Almost all the major players on Capitol Hill have lamented that these are dangerous times in Washington. But if you want to know why -- it depends who you ask.
President Donald Trump's lawyers gave their reasons on Tuesday, as they wrapped up their presentations on the Senate floor. Led by Jay Sekulow, a personal attorney to the President, they hammered home the point that Trump's impeachment sets a dangerous precedent.
"You've now heard from legal scholars from a variety of schools of thought, from a variety of political backgrounds, but they do have a common theme with a dire warning -- danger, danger, danger," Sekulow said, using a phrase that he repeated several times on the Senate floor.
"These articles must be rejected," Sekulow later said. "The Constitution requires it. Justice demands it."
His argument, in a nutshell, paints Trump as the victim of a long-running Democratic plot to undermine his presidency and ultimately undo his election victory. Sekulow pointed to the Russia investigation, which began before Trump won in 2016, and touted a laundry list of legitimate gripes about the probe, blended with allegations that touched on conspiracy theories.
If senators rewarded Democrats by convicting Trump, Sekulow claimed, they'd tarnish the nation's democracy forever. He also relied on legal arguments that are rejected by most scholars, that Trump can't be removed from office because he hasn't been accused of any crimes.
This was the exact opposite of what senators heard form House Democrats last week.
Led by Democratic Rep. Adam Schiff, the House impeachment managers pleaded with their colleagues to consider the ramifications of allowing a president to use his official powers to secure political favors from foreign governments -- the centerpiece of the abuse-of-power case against Trump.
Trump's actions "endangered out elections and it sent our country on a dangerous path that if left unchecked will cause irrevocable damage to the balance of power contemplated in our Constitution," Schiff said last week. "If someone sacrifices the national interest in favor of his own and is not removed from office our democracy is in jeopardy. It's just that simple."
As they argued during the House impeachment inquiry, Democrats said they didn't relish the opportunity to potentially remove him from office, but instead considered it a patriotic necessity.
"He is who he is, that will not change," Schiff said. "And nor will the danger associated with him."
Both sides encouraged senators to put themselves in someone else's shoes, urging them to step away from their own political leanings and consider an alternate view -- if just for a moment.
Schiff wanted senators to consider how former US Ambassador to Ukraine Marie Yovanovitch felt when Trump publicly smeared her reputation and ended her coveted diplomatic career in Kiev.
Sekulow told senators to imagine how suspicious they'd be of US law enforcement if they, like Trump, learned early on in their presidency that the FBI was investigating their campaign.
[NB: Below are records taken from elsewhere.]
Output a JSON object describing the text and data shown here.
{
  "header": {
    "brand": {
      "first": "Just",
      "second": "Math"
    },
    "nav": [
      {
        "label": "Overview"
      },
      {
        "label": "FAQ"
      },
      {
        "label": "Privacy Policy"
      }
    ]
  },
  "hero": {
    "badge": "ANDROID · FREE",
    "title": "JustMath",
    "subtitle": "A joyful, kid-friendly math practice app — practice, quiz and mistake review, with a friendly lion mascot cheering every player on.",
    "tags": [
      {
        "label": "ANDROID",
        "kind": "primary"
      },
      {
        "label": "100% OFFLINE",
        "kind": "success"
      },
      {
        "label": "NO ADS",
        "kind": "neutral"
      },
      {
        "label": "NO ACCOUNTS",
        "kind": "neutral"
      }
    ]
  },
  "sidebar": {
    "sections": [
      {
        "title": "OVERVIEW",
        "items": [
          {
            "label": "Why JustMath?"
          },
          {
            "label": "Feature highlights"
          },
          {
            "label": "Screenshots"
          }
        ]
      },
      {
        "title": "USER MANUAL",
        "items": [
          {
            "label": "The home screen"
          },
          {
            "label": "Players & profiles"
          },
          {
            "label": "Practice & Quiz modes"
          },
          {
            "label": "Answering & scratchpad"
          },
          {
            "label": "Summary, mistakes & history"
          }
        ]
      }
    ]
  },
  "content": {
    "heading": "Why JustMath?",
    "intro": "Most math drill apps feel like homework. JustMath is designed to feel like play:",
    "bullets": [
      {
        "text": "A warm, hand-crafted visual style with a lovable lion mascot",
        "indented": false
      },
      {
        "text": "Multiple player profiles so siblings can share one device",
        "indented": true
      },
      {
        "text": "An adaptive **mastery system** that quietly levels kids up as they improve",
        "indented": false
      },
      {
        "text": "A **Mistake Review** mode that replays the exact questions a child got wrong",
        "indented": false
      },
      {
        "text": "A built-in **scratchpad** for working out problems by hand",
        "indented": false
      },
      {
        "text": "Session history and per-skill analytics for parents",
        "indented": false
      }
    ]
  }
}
Many senators say they're keeping an open mind while the trial is ongoing. It's not clear how many of them are leaning into the rhetoric and actually considering the views of both sides. Only Democrats voted to impeach Trump in the House, and only Republicans voted to approve the trial rules in the Senate. (Both votes were bipartisan in President Bill Clinton's impeachment.)
For their part, the framers of the US Constitution also warned of some dangers -- of unyielding partisans who put factions over their country. They might not like what they're seeing today.